Organisations should focus more on connecting people and building relationships, and less on collecting and storing content for possible re-use.
That’s according to Dianna Roberts, manager information centre at Opus International Consultants. Dianna says that when it comes to information and knowledge, many organisations often use the terms interchangeably although they are two very different things.
“Information does not change its context and is static,” she says, “while knowledge is all about context and changes constantly. Knowledge cannot be managed as it is fluid and continues to evolve organically. If captured it becomes information – or just a series of hard facts.”
According to Dianna, what can be managed is the creation of an environment or systems where knowledge can be shared, encouraged to grow, and made available for further use and continued improvement. This concept can be referred to as knowledge sharing as it utilises human interaction for creating, re-using and re-creating knowledge. To remain competitive, companies also need exposure to ideas from outside the organisation, enabling internal and external information to be combined to create new knowledge.
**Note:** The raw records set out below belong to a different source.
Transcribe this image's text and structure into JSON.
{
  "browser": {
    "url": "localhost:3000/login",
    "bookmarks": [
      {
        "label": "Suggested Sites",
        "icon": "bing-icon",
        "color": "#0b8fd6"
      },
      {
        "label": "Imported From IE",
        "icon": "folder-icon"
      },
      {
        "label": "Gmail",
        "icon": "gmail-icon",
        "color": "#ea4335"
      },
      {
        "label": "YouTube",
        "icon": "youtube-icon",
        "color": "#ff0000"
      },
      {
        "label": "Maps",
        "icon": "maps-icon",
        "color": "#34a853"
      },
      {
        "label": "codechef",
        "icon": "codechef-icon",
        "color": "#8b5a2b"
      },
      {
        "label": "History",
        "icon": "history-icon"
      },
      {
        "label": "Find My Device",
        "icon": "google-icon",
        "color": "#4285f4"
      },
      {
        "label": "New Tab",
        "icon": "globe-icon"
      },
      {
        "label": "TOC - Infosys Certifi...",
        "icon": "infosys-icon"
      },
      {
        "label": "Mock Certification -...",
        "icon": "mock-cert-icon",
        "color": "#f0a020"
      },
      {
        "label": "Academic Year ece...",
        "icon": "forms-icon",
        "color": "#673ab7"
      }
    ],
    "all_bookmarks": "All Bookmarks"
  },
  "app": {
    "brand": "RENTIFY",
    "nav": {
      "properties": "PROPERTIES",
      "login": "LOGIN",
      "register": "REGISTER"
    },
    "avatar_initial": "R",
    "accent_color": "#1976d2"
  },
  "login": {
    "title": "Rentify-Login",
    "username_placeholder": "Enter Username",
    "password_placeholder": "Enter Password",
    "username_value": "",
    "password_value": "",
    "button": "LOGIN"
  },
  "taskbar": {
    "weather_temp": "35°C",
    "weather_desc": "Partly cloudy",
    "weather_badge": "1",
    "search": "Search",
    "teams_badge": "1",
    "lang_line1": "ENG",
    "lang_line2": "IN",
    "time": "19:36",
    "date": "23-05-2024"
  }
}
Technology is a vehicle for storing information and for enabling connections between people, but it must be a tool that will meet people’s actual needs, is easy to use and supports innovation. Dianna says databases of ‘best practice’ or ‘lessons learned’ are not always the best solution. “Many companies have invested heavily in creating such databases only to find they are rarely used and date quickly.”
Archives of project files can be part of a solution. While it’s not usual to build the same bridge twice or repeat a building design, the people who were involved can provide valuable insight.
Knowledge networks are more effective than knowledge warehouses because people supply context and exchange views whereas stored knowledge is simply a static record.
Dianna says people are the true solution. They ask the questions and provide the answers to create and use new knowledge. “Enabling the generation of new knowledge is more valuable than codifying or managing old knowledge which may have a limited shelf life. “Technology enables organisations to capture and store information, but observation and conversation transform information into knowledge.”